Sexual Misconduct in California’s Capitol Is Difficult to Escape
New York Times By Jess Bidgood, Miriam Jordan and Adam Nagourney Oct. 29, 2017
SACRAMENTO — There were the demeaning personal chores she said her boss assigned her, like buying a shower curtain and blankets. And there was the time that he appeared at the door of his apartment with his pants open, she said, exposing himself to her when she went to pick him up for a vote.

An assemblyman tried to force himself on her. Here’s what she’d tell him if she could
BY PAULA TREAT Special to The Bee December 31, 2017

I’ve spent 43 years in politics, which may make me the dean of women lobbyists in Sacramento. I’ve had my share of #MeToo moments, but one stands out because it changed my life.

I had become interested in politics in the late 1960s and got my start in Washington in 1975 working for Rep. Harold ‘Bizz’ Johnson, a gentleman and a powerhouse who delivered for his Northern California district.

Then I became a lobbyist and learned to deal with often being the only woman in the room. Once, I walked into the office of the chief of staff of a powerful congressional committee, who told me: “I do my work on the golf course or the mattress. What’s it going to be?”

San Diego Mayor Bob Filner Will Resign Amid Sexual-Harassment Scandal

CBS Sacramento – August 23, 2013

SAN DIEGO (AP) – Mayor Bob Filner agreed Friday to resign on Aug. 30, bowing to enormous pressure after lurid sexual harassment allegations brought by at least 17 women eroded his support after just nine months on the job.

The City Council voted 7-0 on a deal that ends a political stalemate after more than a dozen women publicly identified themselves as targets of unwanted advances, including touching, forcible kisses and lurid comments.


With the retirement of Alex Kozinski, the Weinstein effect hits the federal courts.

The New Republic by Jeet Heer – December 18, 2017

SAN FRANCISCO As a judge on the U.S. Court of Appeals for the Ninth Circuit in San Francisco, where he served as chief justice from 2007 to 2014, Kozinski has been one of the most influential American jurists. Appointed by Ronald Reagan, Kozinski has been a staunch defender of civil liberties. Now, amid an investigation of multiple complaints of sexual misconduct, many of which come from former clerks, Kozinski is retiring. “It grieves me to learn that I caused any of my clerks to feel uncomfortable; this was never my intent,” Kozinski said in a statement. “For this I sincerely apologize.”
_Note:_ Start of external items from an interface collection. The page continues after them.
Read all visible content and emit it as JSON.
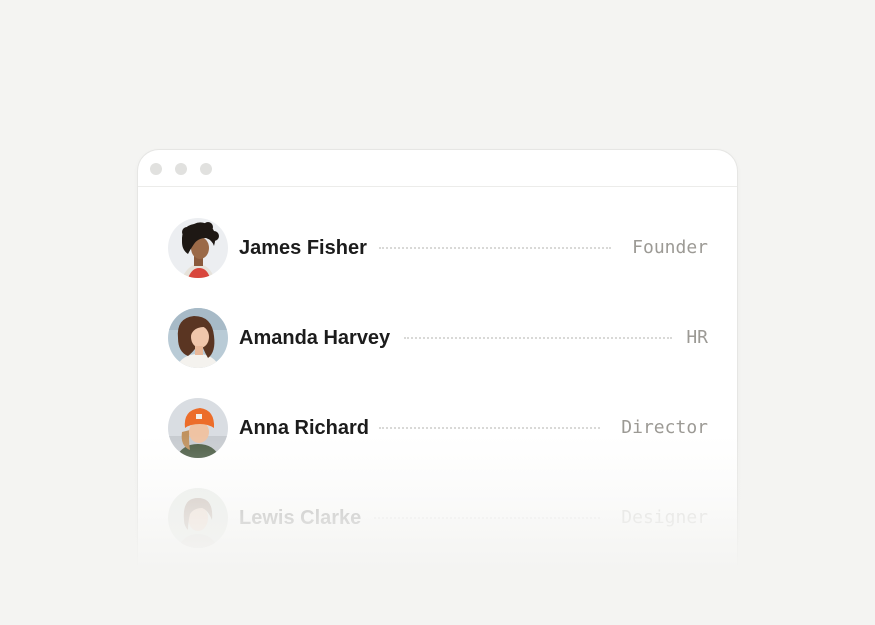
{
  "window": {
    "controls": [
      "dot",
      "dot",
      "dot"
    ]
  },
  "team": [
    {
      "name": "James Fisher",
      "role": "Founder",
      "avatar": "avatar-photo"
    },
    {
      "name": "Amanda Harvey",
      "role": "HR",
      "avatar": "avatar-photo"
    },
    {
      "name": "Anna Richard",
      "role": "Director",
      "avatar": "avatar-photo"
    },
    {
      "name": "Lewis Clarke",
      "role": "Designer",
      "avatar": "avatar-photo"
    }
  ],
  "colors": {
    "background": "#f4f4f2",
    "card": "#ffffff",
    "name_text": "#1c1c1c",
    "role_text": "#9c9a95",
    "leader": "#d9d9d7"
  }
}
Stephen Colbert Doesn’t Think Much of Al Franken’s Apologies

New York Times By Giovanni Russonello – November 17, 2017

NEW YORK CITY The “Late Show” host was utterly unsatisfied by the senator’s initial apology to Leeann Tweeden, who said Mr. Franken kissed her without consent and posed for a photograph groping her as she slept. Mr. Franken said the photo was meant to be funny.
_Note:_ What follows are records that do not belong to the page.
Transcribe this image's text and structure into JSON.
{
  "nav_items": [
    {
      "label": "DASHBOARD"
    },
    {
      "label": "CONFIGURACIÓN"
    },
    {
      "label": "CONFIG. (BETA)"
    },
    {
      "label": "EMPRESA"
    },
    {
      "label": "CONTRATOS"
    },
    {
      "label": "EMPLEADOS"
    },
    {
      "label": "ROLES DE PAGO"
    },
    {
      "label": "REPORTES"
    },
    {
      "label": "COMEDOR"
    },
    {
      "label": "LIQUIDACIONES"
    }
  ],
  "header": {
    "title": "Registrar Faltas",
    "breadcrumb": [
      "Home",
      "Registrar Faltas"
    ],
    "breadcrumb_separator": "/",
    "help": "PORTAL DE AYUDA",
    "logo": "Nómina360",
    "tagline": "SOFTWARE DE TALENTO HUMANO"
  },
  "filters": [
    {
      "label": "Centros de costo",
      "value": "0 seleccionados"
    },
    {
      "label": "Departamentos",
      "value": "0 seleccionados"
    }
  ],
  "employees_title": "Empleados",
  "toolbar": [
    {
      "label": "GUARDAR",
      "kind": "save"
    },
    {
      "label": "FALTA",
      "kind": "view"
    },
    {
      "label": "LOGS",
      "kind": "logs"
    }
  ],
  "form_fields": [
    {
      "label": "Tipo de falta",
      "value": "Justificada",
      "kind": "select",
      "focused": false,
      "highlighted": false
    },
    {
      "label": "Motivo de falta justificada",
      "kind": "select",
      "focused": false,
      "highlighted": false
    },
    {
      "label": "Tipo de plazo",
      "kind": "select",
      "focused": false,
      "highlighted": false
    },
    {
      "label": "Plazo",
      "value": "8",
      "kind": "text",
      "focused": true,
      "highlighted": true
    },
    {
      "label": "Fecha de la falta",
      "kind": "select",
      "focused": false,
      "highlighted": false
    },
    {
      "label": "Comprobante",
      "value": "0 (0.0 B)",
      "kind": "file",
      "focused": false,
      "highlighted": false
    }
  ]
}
“O.K., ‘intended to be funny but wasn’t?’ No. Your movie ‘Stuart Saves His Family’ was intended to be funny but wasn’t. That photo was intended to embarrass her — that’s why he did it while she was asleep. Nobody goes up to their buddy when he’s awake and says, ‘Hey, can I draw a penis on your forehead?’” — STEPHEN COLBERT.

Christine Pelosi discusses ongoing sexual misconduct scandals

SAN FRANCISO Democratic Party strategist and daughter of House Minority Leader Nanci Pelosi stopped by ABC7 News Friday to discuss the ongoing sexual misconduct scandals plaguing the U.S. Government, Hollywood, and various workplaces around the country.

She made a bold statement at California’s State Capitol saying, “Because what everybody here knows is that we have rapists in this building, we have molesters among us.”



Report: California Legislature’s Sexual Harassment Settlements Total Nearly $2 Million

Capital Public Radio by Chris Nichols – December 1, 2017
The California Legislature has paid out $1.9 million for sexual harassment complaints involving 17 staffers or key aides over the past 25 years. That’s according to a comprehensive report by Ryan Hughes of Tuple Legal, a nonprofit political research firm in Los Angeles.

The payout figure is nearly twice what’s been reported in the media.

Hughes, a former Capitol staffer, spoke on Capital Public Radio’s Insight program on Friday about why he decided to shed light on the Legislature’s secretive settlements.

“Among female staffers, there’s this informal list of legislators and staffers that they didn’t ever want to be in a room with,” Hughes said. “As you’re having these conversations, there was just a sense of hopelessness that that’s how it was and that’s how it would always be. So, frankly, I’m happy that the Legislature is finally having to come to grips with this.”